## EXERCISE INSTRUCTIONS
Each line below should be written out again exactly.

*** EXTRACTED INFORMATION ***

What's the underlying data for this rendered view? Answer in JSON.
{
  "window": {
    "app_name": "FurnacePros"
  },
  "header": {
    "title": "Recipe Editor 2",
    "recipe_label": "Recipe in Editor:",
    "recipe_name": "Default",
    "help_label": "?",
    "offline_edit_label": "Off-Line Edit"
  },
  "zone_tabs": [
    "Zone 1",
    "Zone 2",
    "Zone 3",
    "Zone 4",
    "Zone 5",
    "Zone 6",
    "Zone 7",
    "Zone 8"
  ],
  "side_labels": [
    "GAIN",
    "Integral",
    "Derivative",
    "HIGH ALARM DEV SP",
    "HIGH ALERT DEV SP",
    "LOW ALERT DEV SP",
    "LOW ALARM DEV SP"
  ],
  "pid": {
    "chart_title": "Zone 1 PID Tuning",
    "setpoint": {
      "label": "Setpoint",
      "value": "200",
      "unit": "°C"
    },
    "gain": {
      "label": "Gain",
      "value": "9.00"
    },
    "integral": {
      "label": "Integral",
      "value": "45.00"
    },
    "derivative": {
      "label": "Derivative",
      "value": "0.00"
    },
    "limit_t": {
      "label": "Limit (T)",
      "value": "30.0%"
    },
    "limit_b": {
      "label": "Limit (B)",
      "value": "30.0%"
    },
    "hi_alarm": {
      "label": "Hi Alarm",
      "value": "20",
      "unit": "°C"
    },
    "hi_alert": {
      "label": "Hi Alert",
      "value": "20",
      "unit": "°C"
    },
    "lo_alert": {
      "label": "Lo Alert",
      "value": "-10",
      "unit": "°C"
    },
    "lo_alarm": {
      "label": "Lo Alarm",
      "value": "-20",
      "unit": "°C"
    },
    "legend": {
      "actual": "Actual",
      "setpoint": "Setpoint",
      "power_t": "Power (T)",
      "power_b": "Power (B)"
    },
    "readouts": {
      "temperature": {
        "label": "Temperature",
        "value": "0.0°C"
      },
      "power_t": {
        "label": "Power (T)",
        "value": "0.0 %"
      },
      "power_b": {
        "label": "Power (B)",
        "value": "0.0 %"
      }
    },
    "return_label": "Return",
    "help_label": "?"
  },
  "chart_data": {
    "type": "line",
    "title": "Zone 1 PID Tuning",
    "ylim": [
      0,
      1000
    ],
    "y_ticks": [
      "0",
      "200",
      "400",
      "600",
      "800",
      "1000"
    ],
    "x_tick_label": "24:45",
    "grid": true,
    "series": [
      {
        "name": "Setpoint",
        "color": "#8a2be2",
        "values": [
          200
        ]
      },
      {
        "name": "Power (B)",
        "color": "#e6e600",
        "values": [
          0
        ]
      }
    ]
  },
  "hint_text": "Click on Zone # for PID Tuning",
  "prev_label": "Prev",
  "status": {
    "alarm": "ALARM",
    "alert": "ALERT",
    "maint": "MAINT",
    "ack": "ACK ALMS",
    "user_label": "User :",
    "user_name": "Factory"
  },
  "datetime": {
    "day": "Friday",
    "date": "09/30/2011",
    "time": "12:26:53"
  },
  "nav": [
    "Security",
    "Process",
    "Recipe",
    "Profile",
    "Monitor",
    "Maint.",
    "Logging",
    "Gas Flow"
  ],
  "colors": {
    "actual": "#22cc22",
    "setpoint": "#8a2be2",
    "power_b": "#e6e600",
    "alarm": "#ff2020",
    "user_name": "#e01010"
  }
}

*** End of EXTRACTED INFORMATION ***

## THE COMPLETED TASK
What's the underlying data for this rendered view? Answer in JSON.
{
  "window": {
    "app_name": "FurnacePros"
  },
  "header": {
    "title": "Recipe Editor 2",
    "recipe_label": "Recipe in Editor:",
    "recipe_name": "Default",
    "help_label": "?",
    "offline_edit_label": "Off-Line Edit"
  },
  "zone_tabs": [
    "Zone 1",
    "Zone 2",
    "Zone 3",
    "Zone 4",
    "Zone 5",
    "Zone 6",
    "Zone 7",
    "Zone 8"
  ],
  "side_labels": [
    "GAIN",
    "Integral",
    "Derivative",
    "HIGH ALARM DEV SP",
    "HIGH ALERT DEV SP",
    "LOW ALERT DEV SP",
    "LOW ALARM DEV SP"
  ],
  "pid": {
    "chart_title": "Zone 1 PID Tuning",
    "setpoint": {
      "label": "Setpoint",
      "value": "200",
      "unit": "°C"
    },
    "gain": {
      "label": "Gain",
      "value": "9.00"
    },
    "integral": {
      "label": "Integral",
      "value": "45.00"
    },
    "derivative": {
      "label": "Derivative",
      "value": "0.00"
    },
    "limit_t": {
      "label": "Limit (T)",
      "value": "30.0%"
    },
    "limit_b": {
      "label": "Limit (B)",
      "value": "30.0%"
    },
    "hi_alarm": {
      "label": "Hi Alarm",
      "value": "20",
      "unit": "°C"
    },
    "hi_alert": {
      "label": "Hi Alert",
      "value": "20",
      "unit": "°C"
    },
    "lo_alert": {
      "label": "Lo Alert",
      "value": "-10",
      "unit": "°C"
    },
    "lo_alarm": {
      "label": "Lo Alarm",
      "value": "-20",
      "unit": "°C"
    },
    "legend": {
      "actual": "Actual",
      "setpoint": "Setpoint",
      "power_t": "Power (T)",
      "power_b": "Power (B)"
    },
    "readouts": {
      "temperature": {
        "label": "Temperature",
        "value": "0.0°C"
      },
      "power_t": {
        "label": "Power (T)",
        "value": "0.0 %"
      },
      "power_b": {
        "label": "Power (B)",
        "value": "0.0 %"
      }
    },
    "return_label": "Return",
    "help_label": "?"
  },
  "chart_data": {
    "type": "line",
    "title": "Zone 1 PID Tuning",
    "ylim": [
      0,
      1000
    ],
    "y_ticks": [
      "0",
      "200",
      "400",
      "600",
      "800",
      "1000"
    ],
    "x_tick_label": "24:45",
    "grid": true,
    "series": [
      {
        "name": "Setpoint",
        "color": "#8a2be2",
        "values": [
          200
        ]
      },
      {
        "name": "Power (B)",
        "color": "#e6e600",
        "values": [
          0
        ]
      }
    ]
  },
  "hint_text": "Click on Zone # for PID Tuning",
  "prev_label": "Prev",
  "status": {
    "alarm": "ALARM",
    "alert": "ALERT",
    "maint": "MAINT",
    "ack": "ACK ALMS",
    "user_label": "User :",
    "user_name": "Factory"
  },
  "datetime": {
    "day": "Friday",
    "date": "09/30/2011",
    "time": "12:26:53"
  },
  "nav": [
    "Security",
    "Process",
    "Recipe",
    "Profile",
    "Monitor",
    "Maint.",
    "Logging",
    "Gas Flow"
  ],
  "colors": {
    "actual": "#22cc22",
    "setpoint": "#8a2be2",
    "power_b": "#e6e600",
    "alarm": "#ff2020",
    "user_name": "#e01010"
  }
}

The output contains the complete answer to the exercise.